→ **Exercise details**
The data is to be repeated exactly, with the images removed.

(Items from an interface collection)
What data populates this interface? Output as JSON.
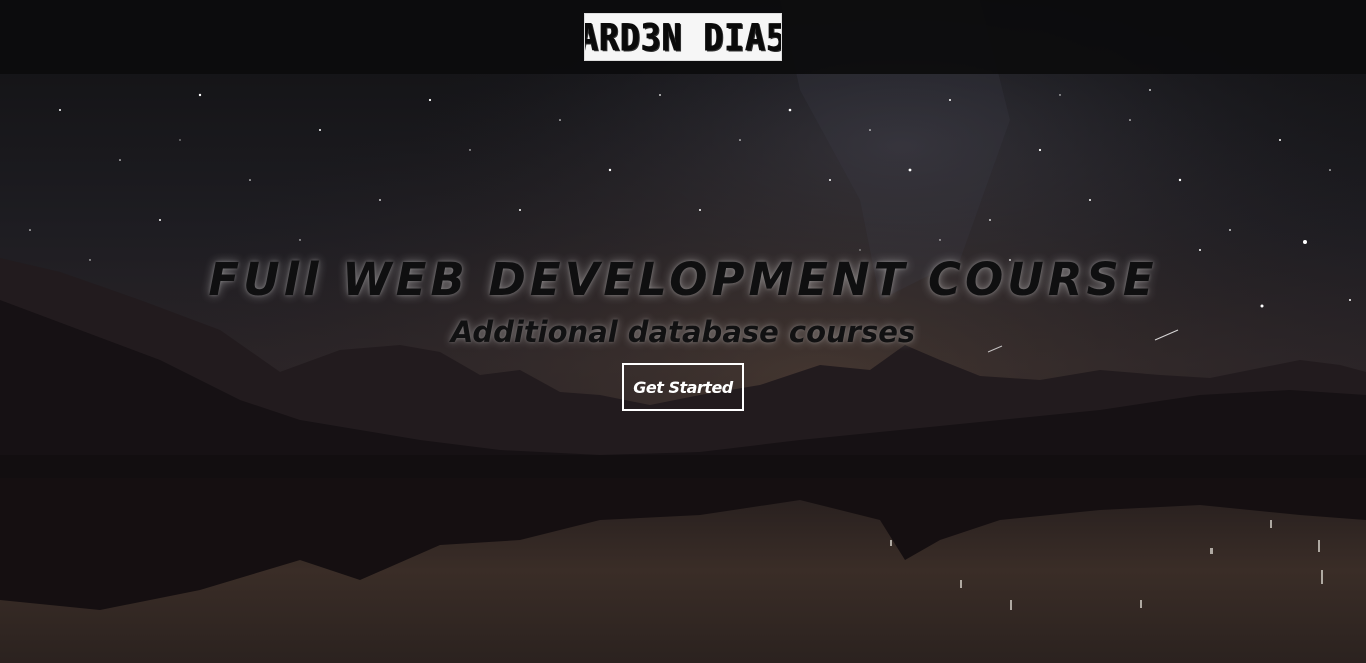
{
  "navbar": {
    "logo_text": "ARD3N DIA5"
  },
  "hero": {
    "title": "FUll WEB DEVELOPMENT COURSE",
    "subtitle": "Additional database courses",
    "cta_label": "Get Started"
  },
  "colors": {
    "navbar_bg": "#0c0c0d",
    "sky_dark": "#141317",
    "mountain": "#1b1518",
    "lake_reflection": "#2a2220",
    "button_border": "#ffffff",
    "title_text": "#0f0f10"
  },
  "icons": {
    "background": "night-sky-mountain-lake-image"
  }
}
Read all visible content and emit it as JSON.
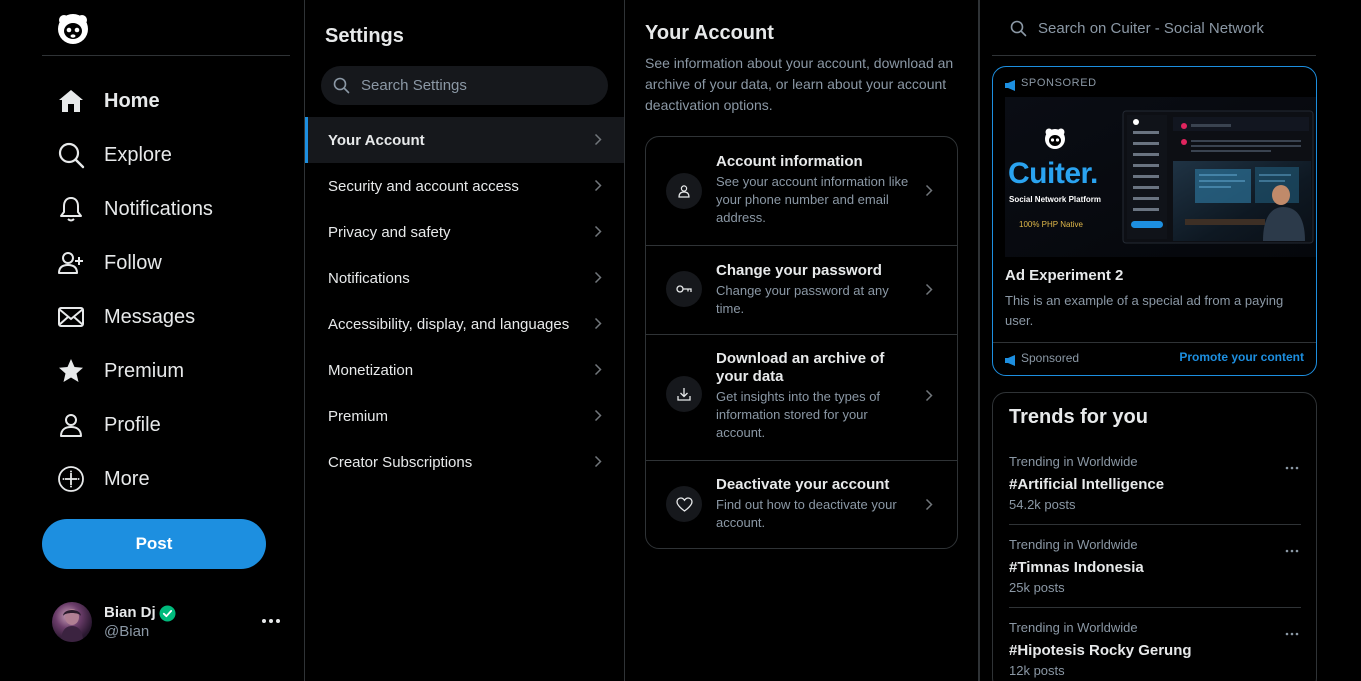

→ **Written response**
What data populates this interface? Output as JSON.
{
  "navbar": {
    "logo_text": "ARD3N DIA5"
  },
  "hero": {
    "title": "FUll WEB DEVELOPMENT COURSE",
    "subtitle": "Additional database courses",
    "cta_label": "Get Started"
  },
  "colors": {
    "navbar_bg": "#0c0c0d",
    "sky_dark": "#141317",
    "mountain": "#1b1518",
    "lake_reflection": "#2a2220",
    "button_border": "#ffffff",
    "title_text": "#0f0f10"
  },
  "icons": {
    "background": "night-sky-mountain-lake-image"
  }
}
Read all visible content and emit it as JSON.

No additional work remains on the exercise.